Chris (far right) and NWAS community resuscitation development officer, Steve Nicholls (far left), with members of Parkside Community Club (image courtesy of the Leigh Reporter)

Chris (far right) and NWAS community resuscitation development officer, Steve Nicholls (far left), with members of Parkside Community Club (image courtesy of the Leigh Reporter)

Edge Hill Paramedic Practice student Chris Ashton is making a difference to the lives of more than 23,000 people through a voluntary project to install life-saving medical equipment in public places across Cheshire.

Chris has encouraged schools and sports centres in the towns of Golborne and Lowton to install easy-to-use defibrillators, and also trained many staff, pupils and members of the public to use them and perform CPR in emergency situations.

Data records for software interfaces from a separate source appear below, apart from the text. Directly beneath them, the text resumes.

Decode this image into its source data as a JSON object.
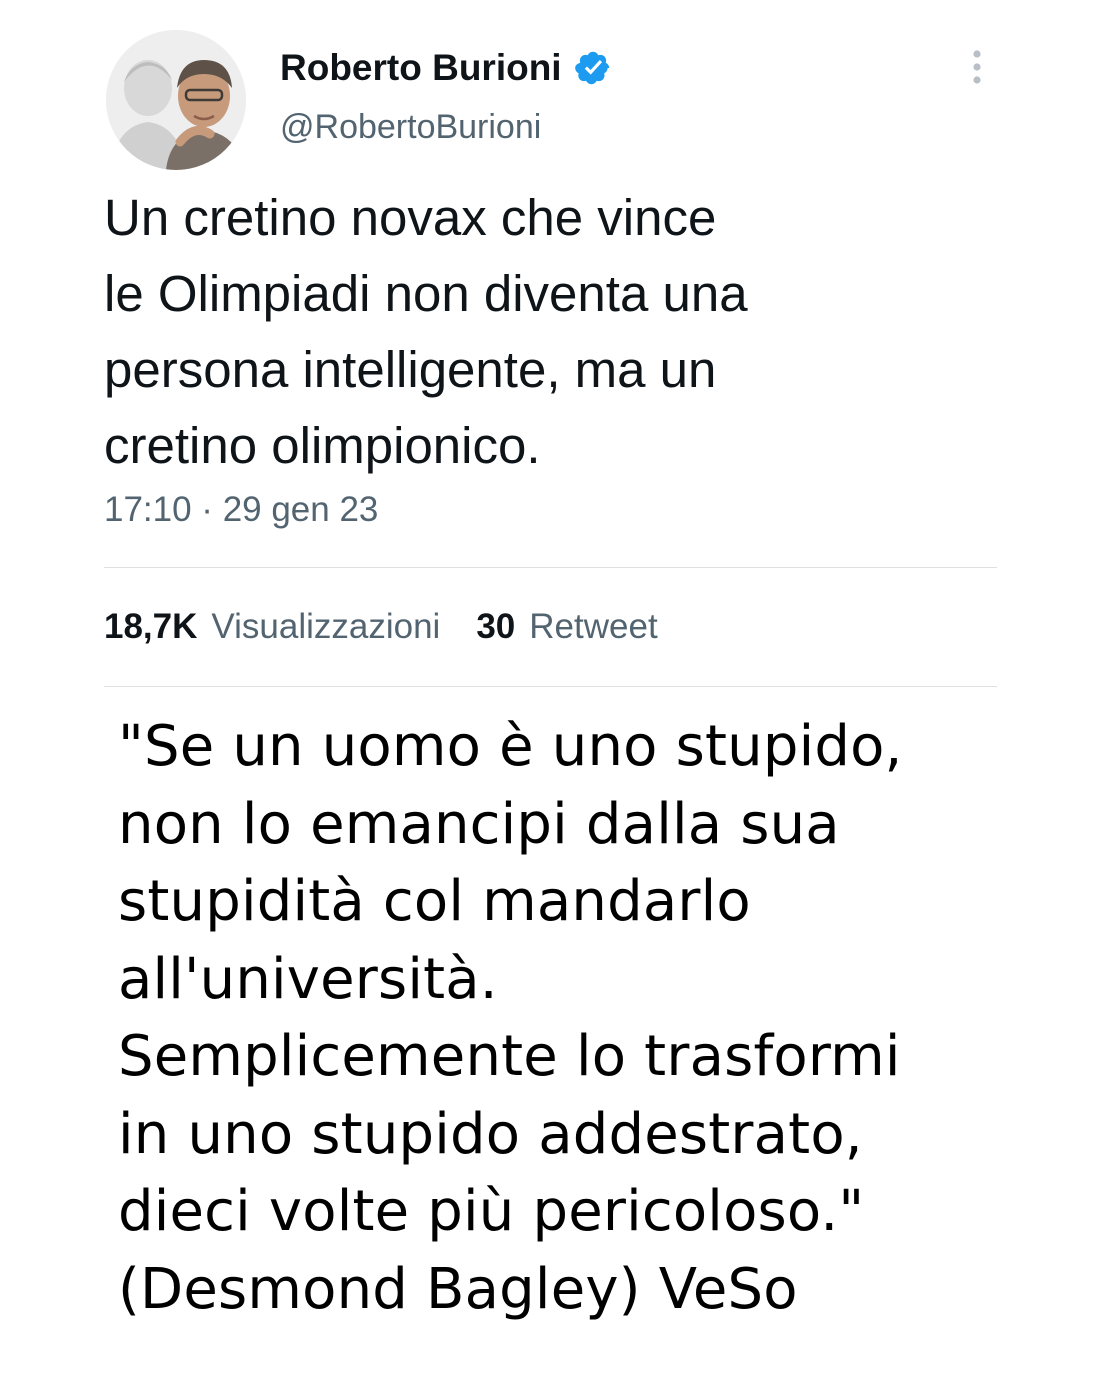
{
  "tweet": {
    "author": {
      "name": "Roberto Burioni",
      "handle": "@RobertoBurioni",
      "verified": true,
      "verified_icon": "verified-badge-icon"
    },
    "more_icon": "more-vertical-icon",
    "text": "Un cretino novax che vince\nle Olimpiadi non diventa una\npersona intelligente, ma un\ncretino olimpionico.",
    "timestamp": "17:10 · 29 gen 23",
    "stats": {
      "views_count": "18,7K",
      "views_label": "Visualizzazioni",
      "retweets_count": "30",
      "retweets_label": "Retweet"
    }
  },
  "quote": {
    "text": "\"Se un uomo è uno stupido,\nnon lo emancipi dalla sua\nstupidità col mandarlo\nall'università.\nSemplicemente lo trasformi\nin uno stupido addestrato,\ndieci volte più pericoloso.\"\n(Desmond Bagley) VeSo"
  },
  "colors": {
    "text_primary": "#0f1419",
    "text_secondary": "#536471",
    "verified_blue": "#1d9bf0",
    "divider": "#dde1e4",
    "quote_text": "#000000"
  }
}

Defibrillators, that administer electric shocks to the patient’s heart to restore the heartbeat, can mean the difference between life and death. In towns that don’t have their own ambulance station, response times may be slightly longer depending on ambulance locations, so access to defibrillators is vital.

In cardiac arrest situations, every minute that passes with no defibrillator can reduce the patient’s chance of survival by 10%,” says Chris. “Having a defibrillator available – and, more importantly, giving people the confidence to use it in an emergency – saves lives.”

As a trained paramedic, acting quickly in cardiac arrest situations is second nature to Chris. But it wasn’t until his 8-year-old son collapsed with a suspected heart problem that he realised the full impact of having the right equipment to hand.

“Fortunately, my son collapsed at home so I was able to help him,” says Chris, who has worked for the NWAS for 13 years, “but it struck me that if it had happened at school, the outcome might have been very different. I wanted to do something to improve safety, not just for my child in the future, but for all the children and staff in his school.”

Chris approached the head teacher of Lowton St Mary’s Primary School about the possibility of installing a defibrillator and was delighted with the positive response.

“That one conversation really got the ball rolling,” says Chris.

Now, almost all of the key public places, including Asda and both sports centres, as well as schools in Golborne and nearby Lowton, have access to defibrillators and also have people trained in resuscitation techniques, which is very reassuring for the whole community.”

Chris’s voluntary work has drawn praise from Shadow Health Secretary and Leigh MP, Andy Burnham, who is spearheading a national campaign to set a minimum requirement on the location of defibrillators. He is hoping to use Golborne & Lowton as an example of best practice when the subject is debated in Parliament.

“Fortunately, the defibrillators have only been used once, when a man collapsed at the Sports Club in the town,” says Chris. “His life was saved by three people that had been trained only weeks before, who were able to use the defibrillator before the paramedics arrived.

“You don’t really want to hear lots of stories about them being used, to be honest,” laughs Chris. “If installing defibrillators across Golborne and Lowton only saves that one man’s life, then it has been worth it.”

In Britain, thousands of people every year suffer sudden cardiac arrest in public places. At present, the survival rate is 2-12% – compared to 49% in other places, such as hospitals. Research shows that use of a defibrillator within five minutes of collapse provides the best possible chance of survival.